Is brain activity then “entrained” by the specific sound frequencies in these Mozart works? One study noted a seizure-reducing effect of the “K.448” piano piece that was not noted for a string version of the same piece, suggesting a therapeutic effect because of sound frequencies.9
However, the cleverly scrambled “K.448” control employed by Rafiee et al suggests that the therapeutic effect of listening to Mozart's “K.448” is not exclusively the result of sound frequencies and amplitudes, which were identical in this study’s treatment and control interventions — a noteworthy contribution to this debate.
In summary, based on the positive results reported in this study and while awaiting further research, practicing clinicians can consider recommending this no-cost/no-risk intervention to patients with epilepsy who are not content with their seizure control on prescribed medication.
- Rauscher FH, Shaw GL, Ky KN. Music and spatial task performance. Nature 1993;365:611.
- Pauwels EKJ, Volterrani D, Mariani G, Kostkiewics M. Mozart, music and medicine. Med Princ Pract 2014;23:403-412.
- Hughes JR, Daaboul Y, Fino JJ, Shaw GL. The “Mozart effect” on epileptiform activity. Clin Electroencephalogr 1998;29:109-119.
- Dastgheib SS, Lavegh P, Sadeghi R, et al. The effects of Mozart’s music on interictal activity in epileptic patients: Systematic review and meta-analysis of the literature. Curr Neurol Neurosci Rep 2014;14:420.
- Brackney DE, Brooks JL. Complementary and alternative medicine: The Mozart effect on childhood epilepsy-a systematic review. J Sch Nurs 2018;34:24-37.

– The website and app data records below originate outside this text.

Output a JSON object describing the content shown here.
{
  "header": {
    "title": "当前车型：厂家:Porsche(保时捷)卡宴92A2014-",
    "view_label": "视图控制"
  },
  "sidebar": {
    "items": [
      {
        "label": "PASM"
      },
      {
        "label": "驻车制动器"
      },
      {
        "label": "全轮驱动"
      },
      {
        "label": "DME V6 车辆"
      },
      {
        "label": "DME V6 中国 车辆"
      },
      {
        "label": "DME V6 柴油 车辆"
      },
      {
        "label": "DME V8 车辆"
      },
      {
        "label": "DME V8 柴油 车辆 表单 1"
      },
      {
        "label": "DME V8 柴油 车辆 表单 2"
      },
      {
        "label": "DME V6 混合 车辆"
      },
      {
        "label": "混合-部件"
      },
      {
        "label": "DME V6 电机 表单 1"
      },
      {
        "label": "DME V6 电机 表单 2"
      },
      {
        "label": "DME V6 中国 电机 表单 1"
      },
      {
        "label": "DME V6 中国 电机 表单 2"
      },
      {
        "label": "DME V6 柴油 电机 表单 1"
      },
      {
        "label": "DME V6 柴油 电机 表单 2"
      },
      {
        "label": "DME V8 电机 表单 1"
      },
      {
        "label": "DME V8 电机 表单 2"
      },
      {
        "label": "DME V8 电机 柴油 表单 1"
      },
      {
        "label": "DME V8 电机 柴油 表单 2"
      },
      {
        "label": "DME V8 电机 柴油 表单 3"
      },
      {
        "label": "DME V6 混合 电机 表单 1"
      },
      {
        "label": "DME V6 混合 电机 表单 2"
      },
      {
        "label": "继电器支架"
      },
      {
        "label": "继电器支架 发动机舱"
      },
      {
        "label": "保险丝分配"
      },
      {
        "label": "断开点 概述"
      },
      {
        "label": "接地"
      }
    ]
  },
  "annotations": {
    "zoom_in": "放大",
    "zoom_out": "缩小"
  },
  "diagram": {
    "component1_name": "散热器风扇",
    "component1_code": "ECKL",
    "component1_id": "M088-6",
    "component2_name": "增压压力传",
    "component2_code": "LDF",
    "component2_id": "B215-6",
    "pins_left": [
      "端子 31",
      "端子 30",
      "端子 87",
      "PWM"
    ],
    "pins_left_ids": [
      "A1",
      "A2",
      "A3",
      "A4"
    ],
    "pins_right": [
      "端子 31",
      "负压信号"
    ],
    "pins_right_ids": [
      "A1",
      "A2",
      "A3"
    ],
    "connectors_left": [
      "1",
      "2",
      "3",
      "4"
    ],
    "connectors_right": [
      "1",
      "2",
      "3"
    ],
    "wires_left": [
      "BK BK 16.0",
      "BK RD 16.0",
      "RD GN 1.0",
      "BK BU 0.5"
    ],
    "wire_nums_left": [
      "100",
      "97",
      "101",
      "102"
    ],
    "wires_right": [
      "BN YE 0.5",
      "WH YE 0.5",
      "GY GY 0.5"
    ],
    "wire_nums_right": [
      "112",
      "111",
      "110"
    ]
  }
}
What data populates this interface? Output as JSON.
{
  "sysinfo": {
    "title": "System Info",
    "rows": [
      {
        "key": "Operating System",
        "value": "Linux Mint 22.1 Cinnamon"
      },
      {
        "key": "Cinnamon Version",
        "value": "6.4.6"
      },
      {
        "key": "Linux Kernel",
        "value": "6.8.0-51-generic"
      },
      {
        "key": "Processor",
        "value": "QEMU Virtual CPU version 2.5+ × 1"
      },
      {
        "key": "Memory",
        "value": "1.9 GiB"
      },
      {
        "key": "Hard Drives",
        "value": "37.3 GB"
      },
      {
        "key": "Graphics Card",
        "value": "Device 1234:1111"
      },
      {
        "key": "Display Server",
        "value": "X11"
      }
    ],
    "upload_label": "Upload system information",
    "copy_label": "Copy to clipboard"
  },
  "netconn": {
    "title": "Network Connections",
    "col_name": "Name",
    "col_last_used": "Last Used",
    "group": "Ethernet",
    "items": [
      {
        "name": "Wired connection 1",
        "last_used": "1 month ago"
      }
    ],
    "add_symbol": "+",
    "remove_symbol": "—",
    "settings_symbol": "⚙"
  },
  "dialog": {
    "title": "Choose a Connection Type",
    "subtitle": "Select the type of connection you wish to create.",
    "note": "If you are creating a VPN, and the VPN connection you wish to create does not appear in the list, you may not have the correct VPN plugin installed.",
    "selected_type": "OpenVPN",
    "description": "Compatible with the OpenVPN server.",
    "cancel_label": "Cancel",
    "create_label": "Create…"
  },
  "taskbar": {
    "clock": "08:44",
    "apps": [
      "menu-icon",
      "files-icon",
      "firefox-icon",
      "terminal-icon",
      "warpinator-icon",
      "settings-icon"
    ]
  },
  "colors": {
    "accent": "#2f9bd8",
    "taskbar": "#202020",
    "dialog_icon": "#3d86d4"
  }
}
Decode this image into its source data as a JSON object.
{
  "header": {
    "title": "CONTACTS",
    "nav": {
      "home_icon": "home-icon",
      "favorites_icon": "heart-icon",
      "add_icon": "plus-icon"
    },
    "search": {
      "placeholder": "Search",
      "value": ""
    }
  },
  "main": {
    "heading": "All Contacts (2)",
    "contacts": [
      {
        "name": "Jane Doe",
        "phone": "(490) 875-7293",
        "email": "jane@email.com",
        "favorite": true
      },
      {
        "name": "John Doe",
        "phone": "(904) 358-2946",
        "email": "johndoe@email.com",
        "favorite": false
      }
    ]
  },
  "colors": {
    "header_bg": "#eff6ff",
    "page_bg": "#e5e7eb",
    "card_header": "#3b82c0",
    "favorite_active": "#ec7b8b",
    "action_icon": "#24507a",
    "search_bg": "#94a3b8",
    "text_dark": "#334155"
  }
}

- Lin LC, Lee MW, Wei RC, et al. Mozart K.545 mimics Mozart “K.448” in reducing epileptiform discharges in epileptic children. Evid Based Complement Alternat Med 2012;2012:607517.
- Lin LC, Chiang CT, Lee MW, et al. Parasympathetic activation is involved in reducing epileptiform discharges when listening to Mozart music. Clin Neurophysiol 2013;124:1528-1535.
- Aoun P, Jones T, Shaw GL, Bodner M. Long-term enhancement of maze learning in mice via a generalized Mozart effect. Neurol Res 2005;27:791-796.
- Lin LC, Lee WT, Wu HC, et al. Mozart “K.448” and epileptiform discharges: Effect of ratio of lower to higher harmonics. Epilepsy Res 2010;89:238-245.